[[ Entries provided, beginning ]]

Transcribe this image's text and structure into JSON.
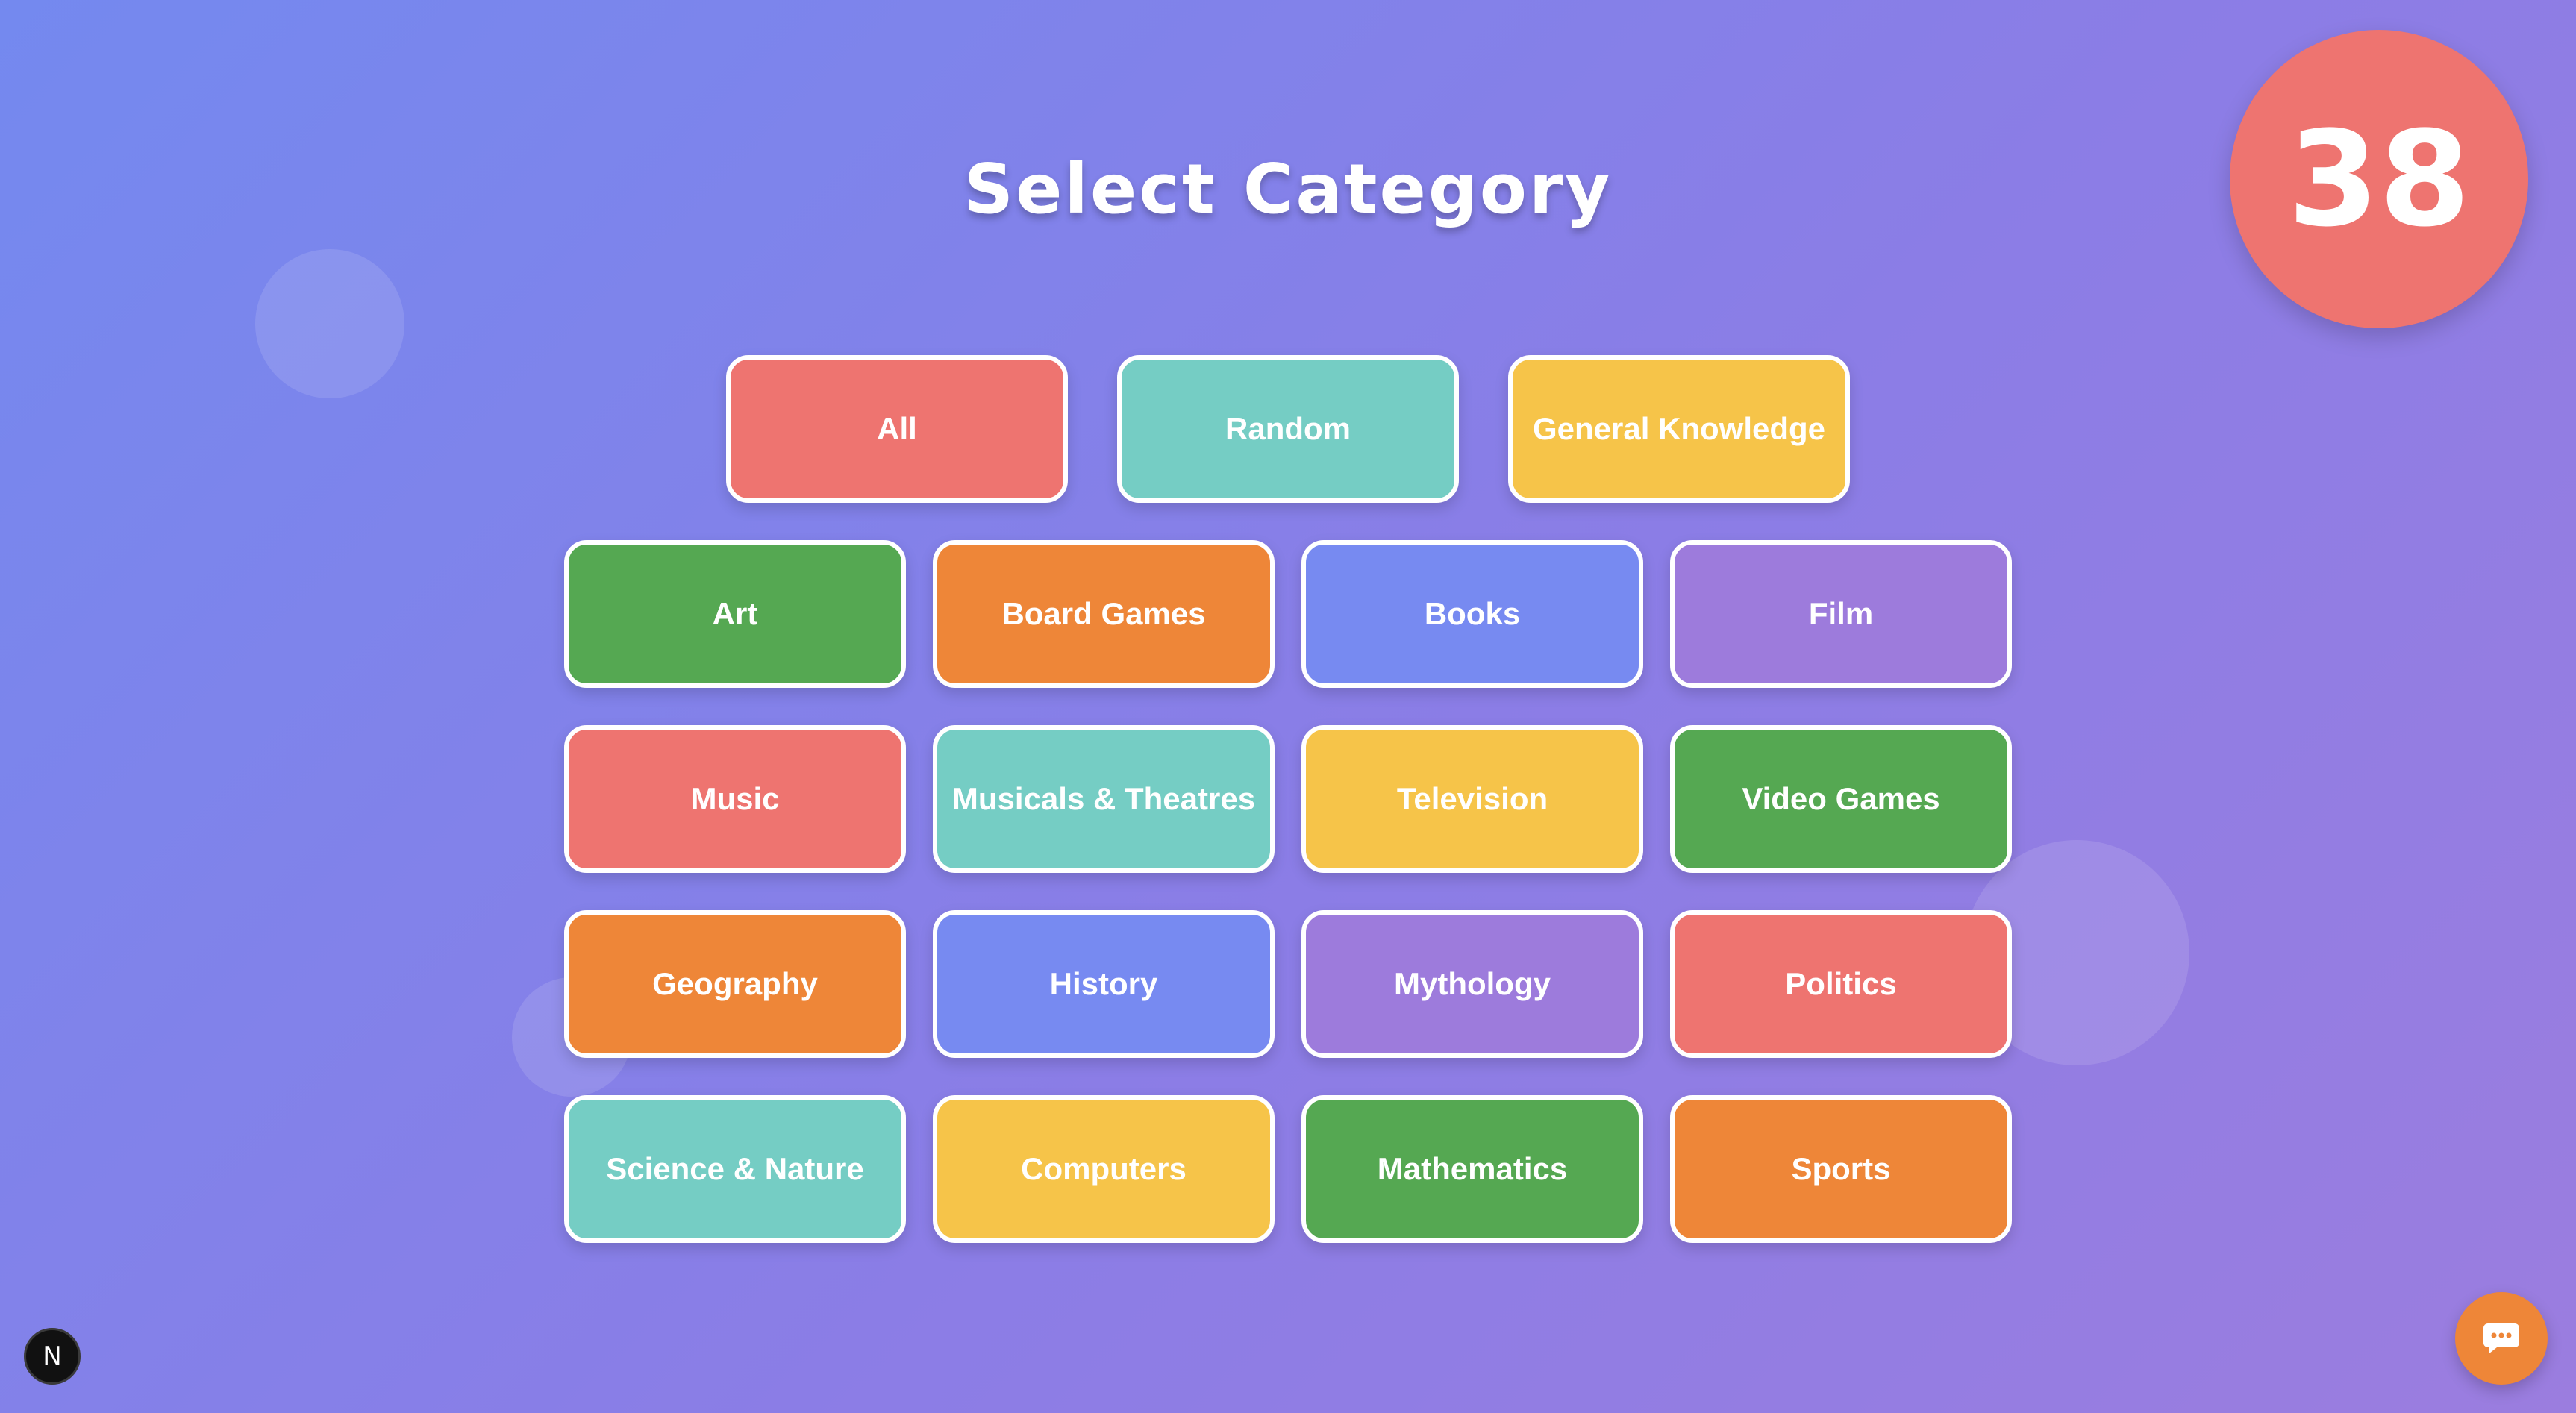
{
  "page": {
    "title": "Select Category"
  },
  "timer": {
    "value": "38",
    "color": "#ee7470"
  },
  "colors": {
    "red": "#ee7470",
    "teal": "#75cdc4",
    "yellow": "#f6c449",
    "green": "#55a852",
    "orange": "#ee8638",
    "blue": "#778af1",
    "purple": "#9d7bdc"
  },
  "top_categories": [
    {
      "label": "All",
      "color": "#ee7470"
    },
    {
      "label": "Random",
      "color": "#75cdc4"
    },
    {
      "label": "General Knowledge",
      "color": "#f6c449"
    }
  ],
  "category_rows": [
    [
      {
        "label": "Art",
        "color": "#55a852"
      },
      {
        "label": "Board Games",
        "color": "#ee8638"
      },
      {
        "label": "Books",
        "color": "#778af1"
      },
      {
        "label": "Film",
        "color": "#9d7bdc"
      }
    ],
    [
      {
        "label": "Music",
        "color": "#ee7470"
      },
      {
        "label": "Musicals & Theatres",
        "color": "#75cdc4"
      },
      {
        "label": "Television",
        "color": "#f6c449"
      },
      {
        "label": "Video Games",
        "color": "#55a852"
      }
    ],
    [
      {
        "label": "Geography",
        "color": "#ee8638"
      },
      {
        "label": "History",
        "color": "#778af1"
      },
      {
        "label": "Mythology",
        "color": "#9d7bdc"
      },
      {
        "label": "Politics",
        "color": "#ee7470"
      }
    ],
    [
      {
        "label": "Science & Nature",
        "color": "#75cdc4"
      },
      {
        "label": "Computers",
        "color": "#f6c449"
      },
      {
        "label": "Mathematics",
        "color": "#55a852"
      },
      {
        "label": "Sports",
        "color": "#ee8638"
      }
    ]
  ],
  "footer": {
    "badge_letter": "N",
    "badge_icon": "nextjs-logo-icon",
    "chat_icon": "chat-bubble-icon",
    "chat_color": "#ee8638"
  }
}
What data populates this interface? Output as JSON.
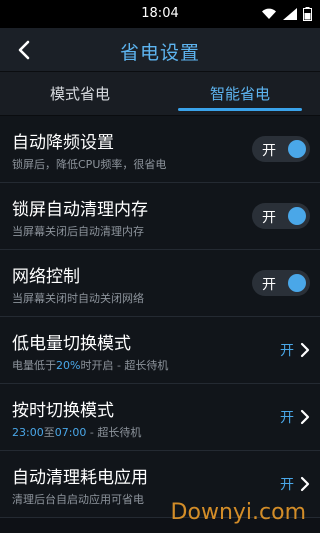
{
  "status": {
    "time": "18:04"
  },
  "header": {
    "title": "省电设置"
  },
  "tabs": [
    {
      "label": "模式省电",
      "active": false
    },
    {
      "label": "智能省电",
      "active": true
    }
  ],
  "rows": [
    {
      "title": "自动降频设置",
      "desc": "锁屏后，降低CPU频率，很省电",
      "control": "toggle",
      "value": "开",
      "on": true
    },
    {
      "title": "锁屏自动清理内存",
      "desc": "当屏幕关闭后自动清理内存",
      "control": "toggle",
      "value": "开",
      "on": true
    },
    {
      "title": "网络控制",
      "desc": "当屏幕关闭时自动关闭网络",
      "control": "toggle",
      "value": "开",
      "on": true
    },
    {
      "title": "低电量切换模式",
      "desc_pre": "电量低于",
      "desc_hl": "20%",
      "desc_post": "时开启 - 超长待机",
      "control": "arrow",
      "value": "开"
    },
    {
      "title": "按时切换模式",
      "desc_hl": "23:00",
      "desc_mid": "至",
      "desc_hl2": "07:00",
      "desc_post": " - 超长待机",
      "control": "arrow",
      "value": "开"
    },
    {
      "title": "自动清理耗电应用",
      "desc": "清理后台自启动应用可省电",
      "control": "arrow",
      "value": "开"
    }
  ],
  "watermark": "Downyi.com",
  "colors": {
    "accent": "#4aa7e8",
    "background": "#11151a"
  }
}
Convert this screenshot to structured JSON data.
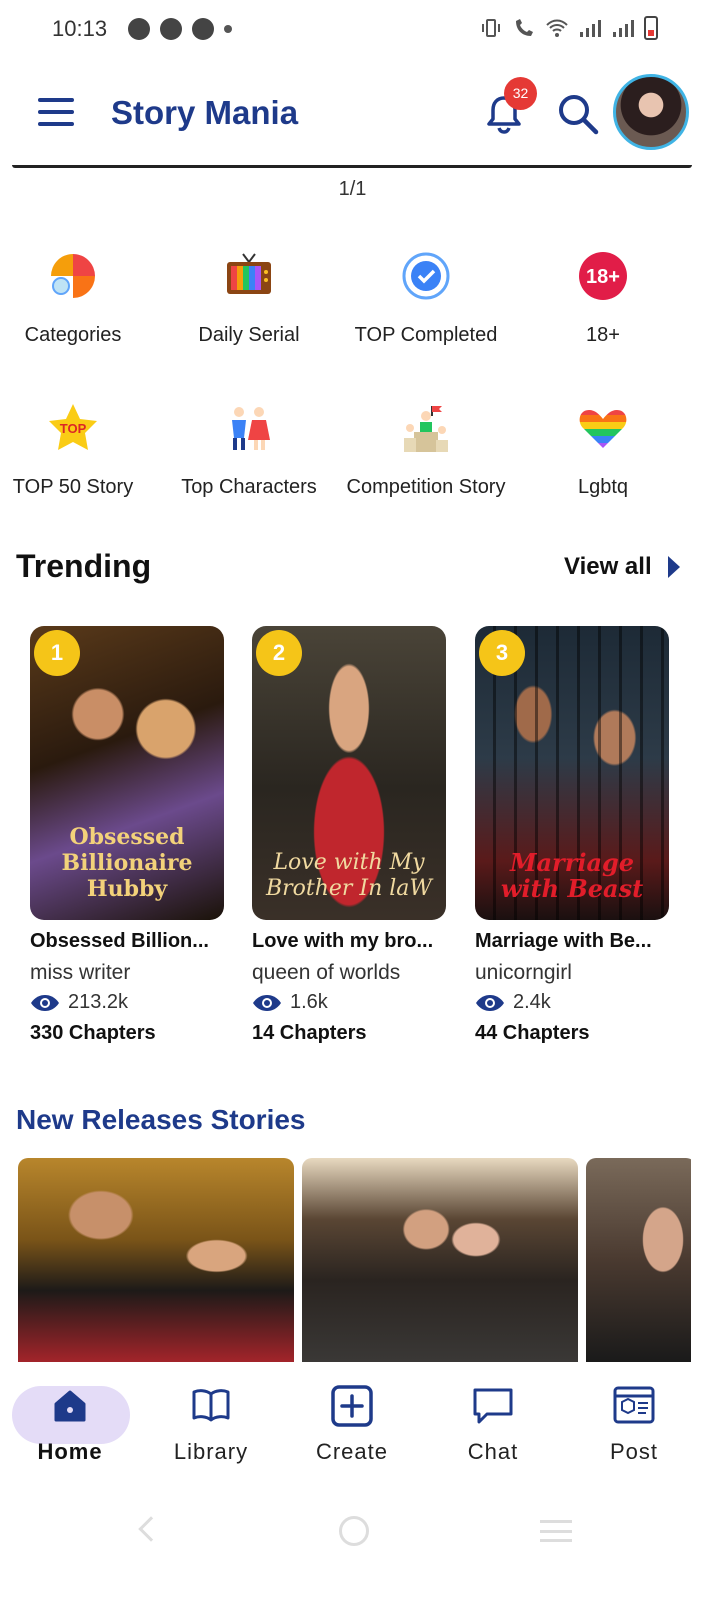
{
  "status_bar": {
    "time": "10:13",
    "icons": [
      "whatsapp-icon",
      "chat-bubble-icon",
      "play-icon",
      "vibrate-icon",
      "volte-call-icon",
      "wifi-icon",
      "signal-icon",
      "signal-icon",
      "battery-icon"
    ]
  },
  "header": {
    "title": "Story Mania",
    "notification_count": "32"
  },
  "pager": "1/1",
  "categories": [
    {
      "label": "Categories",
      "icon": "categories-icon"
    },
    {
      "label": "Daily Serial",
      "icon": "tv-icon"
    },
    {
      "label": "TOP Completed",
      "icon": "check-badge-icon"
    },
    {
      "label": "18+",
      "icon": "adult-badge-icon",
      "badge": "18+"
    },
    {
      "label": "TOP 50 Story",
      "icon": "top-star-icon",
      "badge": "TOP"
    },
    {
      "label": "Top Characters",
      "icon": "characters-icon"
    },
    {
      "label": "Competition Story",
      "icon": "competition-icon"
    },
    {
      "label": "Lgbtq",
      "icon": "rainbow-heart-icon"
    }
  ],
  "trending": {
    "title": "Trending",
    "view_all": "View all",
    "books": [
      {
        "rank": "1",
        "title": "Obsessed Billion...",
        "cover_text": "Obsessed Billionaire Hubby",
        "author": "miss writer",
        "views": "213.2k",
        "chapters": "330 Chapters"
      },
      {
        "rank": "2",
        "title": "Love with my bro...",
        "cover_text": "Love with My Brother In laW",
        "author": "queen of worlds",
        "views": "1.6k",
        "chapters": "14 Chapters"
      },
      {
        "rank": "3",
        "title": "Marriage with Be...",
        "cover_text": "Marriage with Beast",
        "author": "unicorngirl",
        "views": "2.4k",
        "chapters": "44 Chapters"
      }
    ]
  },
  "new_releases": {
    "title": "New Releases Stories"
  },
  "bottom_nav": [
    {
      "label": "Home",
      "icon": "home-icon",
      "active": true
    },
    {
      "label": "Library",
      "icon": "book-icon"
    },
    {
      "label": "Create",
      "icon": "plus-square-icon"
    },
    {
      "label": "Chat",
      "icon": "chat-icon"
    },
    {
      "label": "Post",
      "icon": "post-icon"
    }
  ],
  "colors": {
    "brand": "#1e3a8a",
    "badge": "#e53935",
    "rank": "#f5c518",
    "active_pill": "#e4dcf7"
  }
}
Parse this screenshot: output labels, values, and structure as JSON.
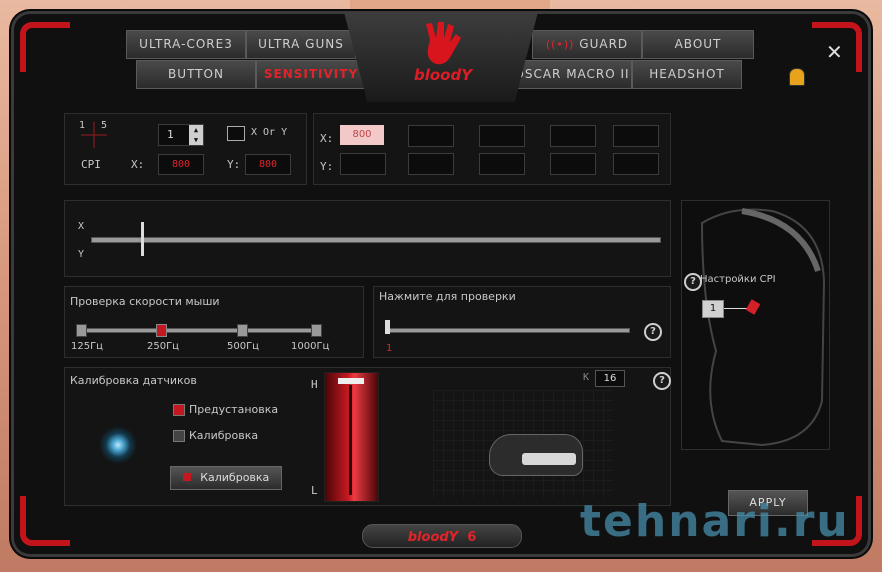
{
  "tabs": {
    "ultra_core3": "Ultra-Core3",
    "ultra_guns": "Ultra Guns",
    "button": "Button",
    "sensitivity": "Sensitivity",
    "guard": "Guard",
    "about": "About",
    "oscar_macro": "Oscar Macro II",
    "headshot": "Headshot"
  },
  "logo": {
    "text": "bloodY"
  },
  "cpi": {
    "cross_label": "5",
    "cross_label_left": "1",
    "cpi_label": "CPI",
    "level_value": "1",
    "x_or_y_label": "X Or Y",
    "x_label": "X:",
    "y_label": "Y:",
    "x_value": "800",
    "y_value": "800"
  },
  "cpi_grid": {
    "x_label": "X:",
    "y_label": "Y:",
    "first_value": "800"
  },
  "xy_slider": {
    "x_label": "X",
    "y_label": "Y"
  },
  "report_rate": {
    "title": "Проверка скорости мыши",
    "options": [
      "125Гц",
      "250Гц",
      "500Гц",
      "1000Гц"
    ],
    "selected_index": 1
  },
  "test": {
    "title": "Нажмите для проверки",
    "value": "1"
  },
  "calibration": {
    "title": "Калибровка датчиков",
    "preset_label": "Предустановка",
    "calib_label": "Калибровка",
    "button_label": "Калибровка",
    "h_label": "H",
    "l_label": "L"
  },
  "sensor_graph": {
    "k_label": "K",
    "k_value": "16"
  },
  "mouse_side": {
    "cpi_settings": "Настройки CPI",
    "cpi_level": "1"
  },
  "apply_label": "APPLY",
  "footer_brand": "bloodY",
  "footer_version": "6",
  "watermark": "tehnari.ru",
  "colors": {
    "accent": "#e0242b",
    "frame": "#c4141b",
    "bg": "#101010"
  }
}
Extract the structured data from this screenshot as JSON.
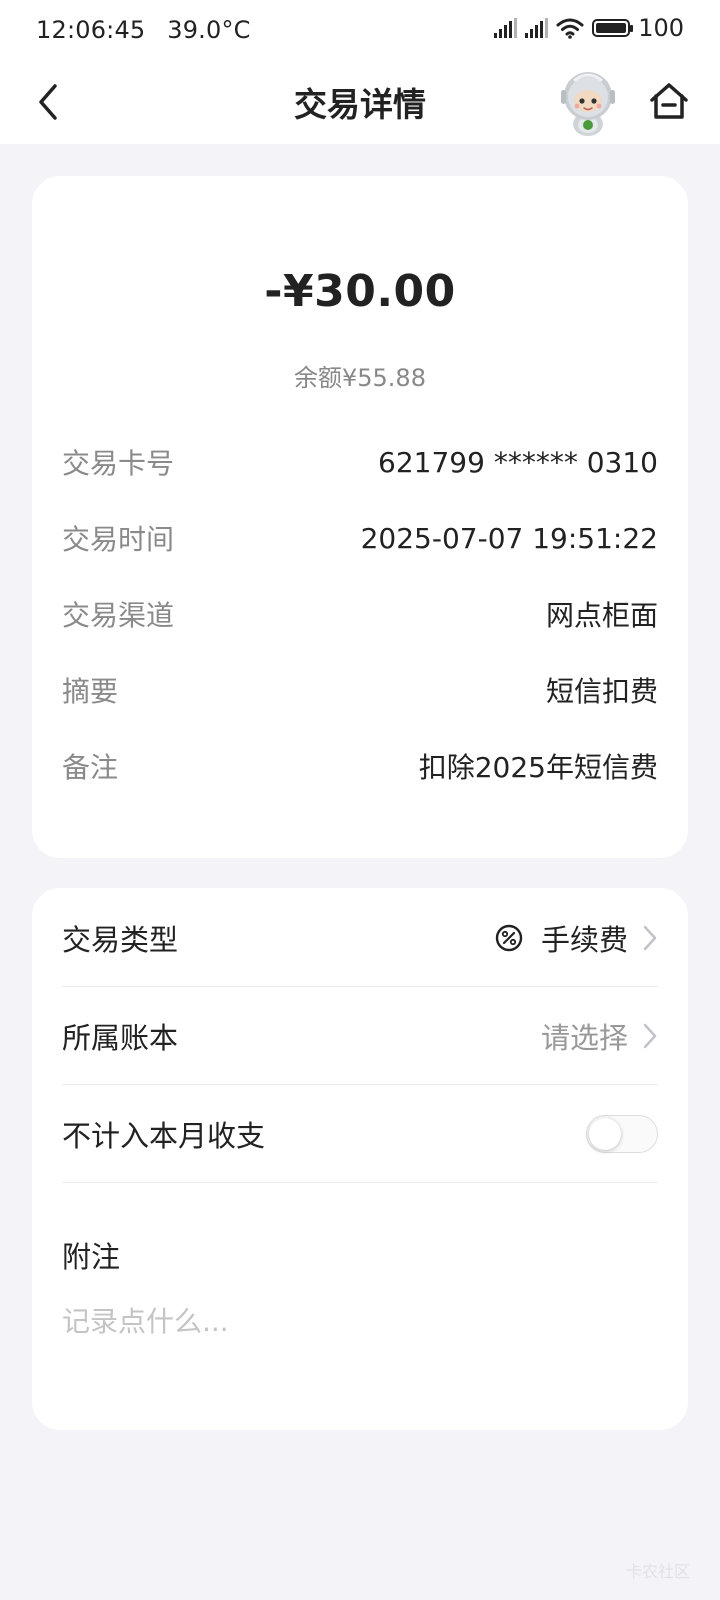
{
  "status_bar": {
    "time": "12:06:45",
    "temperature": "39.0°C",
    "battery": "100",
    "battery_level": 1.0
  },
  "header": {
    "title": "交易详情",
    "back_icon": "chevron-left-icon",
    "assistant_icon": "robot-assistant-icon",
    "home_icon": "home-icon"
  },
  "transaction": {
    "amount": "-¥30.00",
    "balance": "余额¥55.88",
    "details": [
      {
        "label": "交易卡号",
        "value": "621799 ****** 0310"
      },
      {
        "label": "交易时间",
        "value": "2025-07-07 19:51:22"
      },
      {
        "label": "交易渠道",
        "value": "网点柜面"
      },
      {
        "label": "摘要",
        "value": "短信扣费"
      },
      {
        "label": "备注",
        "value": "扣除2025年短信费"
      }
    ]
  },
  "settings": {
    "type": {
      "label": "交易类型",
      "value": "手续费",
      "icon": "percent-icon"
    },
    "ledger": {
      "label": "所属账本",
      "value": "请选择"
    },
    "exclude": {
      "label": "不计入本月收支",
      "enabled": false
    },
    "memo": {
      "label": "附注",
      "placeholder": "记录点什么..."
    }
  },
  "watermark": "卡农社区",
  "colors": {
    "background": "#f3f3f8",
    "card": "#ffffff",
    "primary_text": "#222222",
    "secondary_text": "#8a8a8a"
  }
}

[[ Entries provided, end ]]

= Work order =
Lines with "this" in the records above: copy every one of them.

= Result of the exercise =
Transcribe this image's text and structure into JSON.
What data populates this interface? Output as JSON.
Convert this screenshot to structured JSON data.
Parse this screenshot: output labels, values, and structure as JSON.
Extract the structured data from this screenshot as JSON.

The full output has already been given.